India is projected to face severe water challenges as a result of climate change. With a large population tied closely to natural resources, this will undermine human development in several ways. The hills in north-eastern India, representing one of the least developed regions of the country, have already been exposed to climate change impacts. Once known to be one of the wettest places of the world, access to water for domestic as well as productive uses is becoming increasingly difficult.
Gendered impact of these problems is evident as women and children (notably girls) face increasing difficulties in procuring water for domestic use. While earlier enough water used to be available in the vicinity of the village settlement for a greater part of the year, now the situation stands reversed, thereby enhancing their vulnerability in water-procuring tasks, with serious negative implications for their health and economic well-being and development, besides hindering children’s education.
A number of innovative local strategies are being adopted to address these challenges on the basis of traditional knowledge and technology. For example, women and children venture further and further down the hillslopes in search of new water sources. Another example is community tanks for storing rainwater to be used in the dry season. Roof-top rainwater harvesting is yet another traditionally designed strategy. However given the constraints of context and resources, only some of these innovative strategies turn out to be sustainable that can really help women adapt to the increasing water stress. There is a need to think more deeply on these local options & support women (as well as men) in developing more sustainable adaptive strategies based on their traditional knowledge & experiences.

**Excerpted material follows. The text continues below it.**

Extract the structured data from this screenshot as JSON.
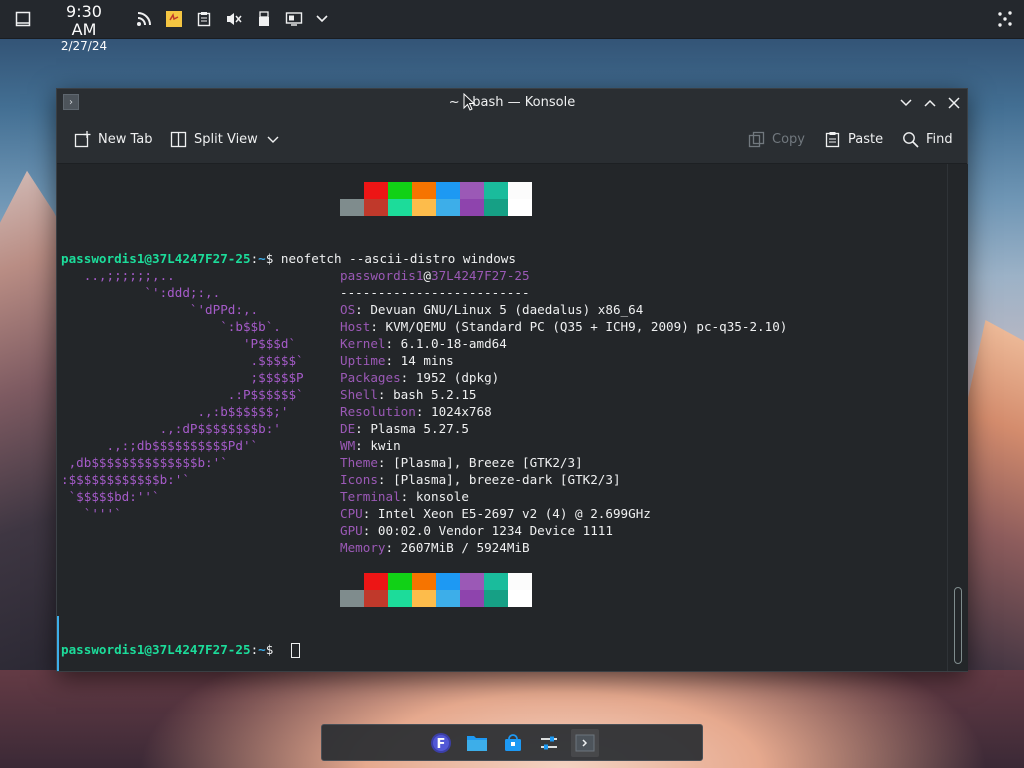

The proposed presentation will discuss the empirical findings of an in-depth field-based participatory research conducted in the region, which will help enhance knowledge and understanding for guiding policy on the issue in the context of hilly and mountainous regions.
Conference on 'Gender & Climate Change: Women , Research & Action', Prato, Italy,15-16 September, 2011